The Institute of Aviation is leading the consortium dedicated to investigate properties of the inverted joined wing aeroplane configuration. CFD analyses, wind tunnel tests and flight tests of scaled demonstrator were undertaken to perform this task. This paper will present a summary of results achieved so far with particular attention put on CFD, wind tunnel and flight test results. Joined wing configuration is considered as a candidate for future aeroplanes. It is an unconventional aeroplane configuration consisting of two lifting surfaces similar in terms of area and span. One of them is located at the top or above the fuselage, whereas the second is located at the bottom. Moreover one of lifting surfaces is attached in front of aeroplane Centre of Gravity, whereas the second is attached significantly behind it. Both lifting surfaces join each other either directly or with application of wing tip plates (box wing). This concept has many possible advantages like induced drag reduction and weight reduction due to the closed wing concept.
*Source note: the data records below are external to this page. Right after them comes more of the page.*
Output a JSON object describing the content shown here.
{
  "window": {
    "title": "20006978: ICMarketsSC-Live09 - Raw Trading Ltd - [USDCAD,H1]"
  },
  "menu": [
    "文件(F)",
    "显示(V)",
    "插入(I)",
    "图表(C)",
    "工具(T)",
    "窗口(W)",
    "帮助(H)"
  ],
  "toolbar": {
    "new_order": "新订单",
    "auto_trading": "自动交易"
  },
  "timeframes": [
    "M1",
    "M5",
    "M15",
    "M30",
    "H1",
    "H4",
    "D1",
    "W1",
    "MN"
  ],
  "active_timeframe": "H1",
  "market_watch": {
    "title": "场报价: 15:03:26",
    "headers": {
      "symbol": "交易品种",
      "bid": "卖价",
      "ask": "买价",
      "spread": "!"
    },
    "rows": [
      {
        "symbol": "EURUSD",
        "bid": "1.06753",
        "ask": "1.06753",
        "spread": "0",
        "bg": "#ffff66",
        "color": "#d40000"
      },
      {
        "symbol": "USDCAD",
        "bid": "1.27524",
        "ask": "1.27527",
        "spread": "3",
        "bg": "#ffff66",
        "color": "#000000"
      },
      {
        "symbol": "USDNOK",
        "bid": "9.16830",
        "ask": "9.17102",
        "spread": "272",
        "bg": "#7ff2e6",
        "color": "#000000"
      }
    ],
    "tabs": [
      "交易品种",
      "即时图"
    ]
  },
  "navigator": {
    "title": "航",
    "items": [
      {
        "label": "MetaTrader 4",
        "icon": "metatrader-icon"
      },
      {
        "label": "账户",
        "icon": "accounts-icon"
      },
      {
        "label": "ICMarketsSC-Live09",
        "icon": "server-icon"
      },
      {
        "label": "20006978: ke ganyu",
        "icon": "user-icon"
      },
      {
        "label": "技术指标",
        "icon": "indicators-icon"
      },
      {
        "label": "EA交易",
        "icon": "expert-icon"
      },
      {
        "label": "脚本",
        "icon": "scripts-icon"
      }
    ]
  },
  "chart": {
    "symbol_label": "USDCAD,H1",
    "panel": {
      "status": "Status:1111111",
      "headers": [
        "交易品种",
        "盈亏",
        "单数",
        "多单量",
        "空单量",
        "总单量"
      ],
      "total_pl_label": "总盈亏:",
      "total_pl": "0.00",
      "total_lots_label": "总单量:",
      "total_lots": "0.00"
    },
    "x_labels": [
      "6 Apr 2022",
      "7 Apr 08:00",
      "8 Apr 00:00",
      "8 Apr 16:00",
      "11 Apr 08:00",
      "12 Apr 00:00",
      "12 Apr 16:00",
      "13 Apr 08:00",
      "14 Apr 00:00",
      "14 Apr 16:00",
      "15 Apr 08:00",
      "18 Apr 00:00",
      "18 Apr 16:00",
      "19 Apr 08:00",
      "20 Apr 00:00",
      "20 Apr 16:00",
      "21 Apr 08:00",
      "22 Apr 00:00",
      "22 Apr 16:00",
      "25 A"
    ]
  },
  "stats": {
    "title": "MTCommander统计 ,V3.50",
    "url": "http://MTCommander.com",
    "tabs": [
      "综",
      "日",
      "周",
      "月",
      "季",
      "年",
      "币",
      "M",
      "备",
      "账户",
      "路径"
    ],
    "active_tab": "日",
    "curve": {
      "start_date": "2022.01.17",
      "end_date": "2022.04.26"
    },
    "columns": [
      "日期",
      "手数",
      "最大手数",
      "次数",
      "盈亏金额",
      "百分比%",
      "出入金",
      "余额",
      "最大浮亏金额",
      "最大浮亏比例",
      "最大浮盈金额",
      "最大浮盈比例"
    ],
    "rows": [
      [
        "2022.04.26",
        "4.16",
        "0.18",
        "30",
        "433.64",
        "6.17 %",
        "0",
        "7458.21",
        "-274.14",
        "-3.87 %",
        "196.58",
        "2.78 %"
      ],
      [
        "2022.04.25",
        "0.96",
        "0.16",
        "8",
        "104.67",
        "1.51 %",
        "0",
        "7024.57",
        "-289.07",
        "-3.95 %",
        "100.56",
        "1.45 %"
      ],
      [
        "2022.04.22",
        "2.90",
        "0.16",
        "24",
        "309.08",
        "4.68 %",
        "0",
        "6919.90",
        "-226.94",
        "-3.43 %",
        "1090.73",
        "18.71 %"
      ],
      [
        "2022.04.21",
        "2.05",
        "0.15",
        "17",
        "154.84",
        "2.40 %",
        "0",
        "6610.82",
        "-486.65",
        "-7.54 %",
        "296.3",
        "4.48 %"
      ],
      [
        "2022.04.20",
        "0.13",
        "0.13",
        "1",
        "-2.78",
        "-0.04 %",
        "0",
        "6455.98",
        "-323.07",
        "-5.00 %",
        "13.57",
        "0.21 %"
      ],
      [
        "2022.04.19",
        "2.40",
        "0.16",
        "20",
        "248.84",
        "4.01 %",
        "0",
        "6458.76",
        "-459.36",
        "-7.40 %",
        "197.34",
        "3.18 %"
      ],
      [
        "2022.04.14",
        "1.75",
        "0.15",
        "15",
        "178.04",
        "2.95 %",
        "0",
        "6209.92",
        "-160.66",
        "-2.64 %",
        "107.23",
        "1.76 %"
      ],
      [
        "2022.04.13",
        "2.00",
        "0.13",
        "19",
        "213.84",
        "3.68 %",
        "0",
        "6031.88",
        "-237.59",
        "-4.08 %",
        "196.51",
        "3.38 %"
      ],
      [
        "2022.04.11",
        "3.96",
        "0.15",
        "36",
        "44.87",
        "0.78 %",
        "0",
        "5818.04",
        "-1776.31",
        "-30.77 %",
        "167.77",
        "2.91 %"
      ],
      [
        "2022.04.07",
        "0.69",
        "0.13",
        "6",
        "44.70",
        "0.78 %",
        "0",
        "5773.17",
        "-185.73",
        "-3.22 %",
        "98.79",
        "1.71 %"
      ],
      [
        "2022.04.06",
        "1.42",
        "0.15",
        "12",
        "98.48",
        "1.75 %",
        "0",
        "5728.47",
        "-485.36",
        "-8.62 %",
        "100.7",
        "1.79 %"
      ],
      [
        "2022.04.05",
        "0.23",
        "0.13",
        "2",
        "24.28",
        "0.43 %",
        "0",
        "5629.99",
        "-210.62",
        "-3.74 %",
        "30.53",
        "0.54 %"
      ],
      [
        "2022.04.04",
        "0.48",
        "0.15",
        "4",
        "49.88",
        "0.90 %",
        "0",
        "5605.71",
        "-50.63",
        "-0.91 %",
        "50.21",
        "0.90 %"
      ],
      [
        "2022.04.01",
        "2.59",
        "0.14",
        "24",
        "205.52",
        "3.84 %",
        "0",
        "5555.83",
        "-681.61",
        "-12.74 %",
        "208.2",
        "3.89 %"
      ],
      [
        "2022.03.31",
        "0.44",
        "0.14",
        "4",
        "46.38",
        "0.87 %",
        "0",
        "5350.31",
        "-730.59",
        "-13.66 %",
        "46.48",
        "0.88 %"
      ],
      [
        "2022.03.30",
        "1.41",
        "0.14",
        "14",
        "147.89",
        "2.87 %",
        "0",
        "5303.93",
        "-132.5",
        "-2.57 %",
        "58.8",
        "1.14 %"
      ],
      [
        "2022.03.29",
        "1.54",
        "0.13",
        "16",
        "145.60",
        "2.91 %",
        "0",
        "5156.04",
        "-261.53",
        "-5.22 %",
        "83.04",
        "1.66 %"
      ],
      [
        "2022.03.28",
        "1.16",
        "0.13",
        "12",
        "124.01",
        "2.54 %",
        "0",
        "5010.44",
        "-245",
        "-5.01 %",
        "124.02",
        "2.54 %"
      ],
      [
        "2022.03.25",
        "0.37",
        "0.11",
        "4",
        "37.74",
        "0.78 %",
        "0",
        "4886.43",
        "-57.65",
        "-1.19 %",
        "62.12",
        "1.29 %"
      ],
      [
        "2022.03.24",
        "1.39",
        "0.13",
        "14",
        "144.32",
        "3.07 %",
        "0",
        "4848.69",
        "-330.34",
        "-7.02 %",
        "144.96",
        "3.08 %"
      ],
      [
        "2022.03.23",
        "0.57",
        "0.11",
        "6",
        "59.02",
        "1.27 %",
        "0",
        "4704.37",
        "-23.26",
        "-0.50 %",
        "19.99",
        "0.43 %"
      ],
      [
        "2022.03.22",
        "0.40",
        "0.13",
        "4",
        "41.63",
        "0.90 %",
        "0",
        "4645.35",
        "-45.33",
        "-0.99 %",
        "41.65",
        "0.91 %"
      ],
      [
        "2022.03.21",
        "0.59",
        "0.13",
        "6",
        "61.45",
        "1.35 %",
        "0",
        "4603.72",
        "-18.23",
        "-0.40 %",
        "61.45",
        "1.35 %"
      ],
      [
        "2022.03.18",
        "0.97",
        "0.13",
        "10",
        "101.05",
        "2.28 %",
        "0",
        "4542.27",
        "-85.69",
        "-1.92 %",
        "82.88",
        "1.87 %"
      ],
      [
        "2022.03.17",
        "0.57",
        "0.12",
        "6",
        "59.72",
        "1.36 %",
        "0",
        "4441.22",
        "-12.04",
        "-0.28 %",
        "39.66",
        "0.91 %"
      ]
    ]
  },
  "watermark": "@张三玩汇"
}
Unfortunately it is much more complicated to design than conventional aeroplane due to the strong aerodynamic coupling and static indeterminacy. Therefore it was not possible to build successful, safe and efficient aeroplane in this configuration before computer aided design systems became available and even its early versions were not powerful enough. Large meshes are necessary to describe it accurately enough for precise CFD analysis, so very capable computers were required and unfortunately unavailable. On the other hand potential weight reduction comes from the static indeterminacy of the joined wing configuration. Once again powerful computers were necessary to analyse it with FEM method with satisfactory accuracy. Moreover, static indeterminacy causes significant manufacturing problems due to tight tolerances required to assembly the joined wing with no random internal stresses. All these difficulties can be resolved with application of modern CFD and FEM software, increased computing capabilities and prototyping capabilities based on computer controlled machining. All of them are currently available, so attempts to design a joined wing aeroplane are more frequent. However in most cases researchers concentrate on configuration where front wing is attached at the bottom of fuselage and aft wing is installed either at the top of the fuselage or at the top of the vertical stabilizer. Our previous experience lead to the conclusion that joined wing aeroplane could fly much better in upside down position. The most probable reason of this fact comes from the interaction between wings. Front wing wake is very close to the aft wing if gap between wings is too small. It becomes even smaller at high angles of attack if front wing is located below aft wing. As a result aerodynamic advantages are diminished. They may be recovered if aft wing is installed high at the top of the vertical stabilizer, however this requires strong stabilizer which decreases potential weight reduction. Configuration, with front wing above aft wing should work in the opposite way, thus delivering expected advantages, providing that fuselage is reasonably high. Our recent CFD analyses confirm, that joined wing aeroplane L/D grows together with increasing gap between wings. Moreover, assuming the same gap, configuration with front wing above aft wing provides not only greater maximum L/D, but also greater L/D in wider range of angles of attack. In particular L/D at high angles of attack is greater in this configuration which suggests advantageous flight endurance. Configuration with front wing below aft wing is advantageous only at low angles of attack assuming that aft wing is installed at the top of the vertical stabilizer. However, as mentioned before, weight advantage should be reduced in this case due to the increased loads of vertical stabilizer. As can be seen from this result, final conclusion is not clear yet, which was the motivation to undertake our current project. Multicriterial optimisation, performance, stability and control analyses of the joined wing unmanned aerial vehicle (UAV) are a main goal of the this project. They are being verified by wind tunnel and flight tests. It is believed that it will allow for collecting an extensive database of knowledge concerning joined wing aeroplane configuration. Most of analyses and optimisation in this project are conducted for UAV since this allowed for building inexpensive real flying test-beds. Three UAVs are to be tested in this project, one with wing span of 1,2m and two with wing span of 3m. Two of them are currently flying. Flight test campaign will last to the end of November 2015. Proposed paper will present its results obtained before the deadline for full paper submission. Moreover additional CFD analyses, flight simulations and wind tunnel tests are planned. They are to be compared with flight test results. Results of these analyses and comparisons will be presented as well.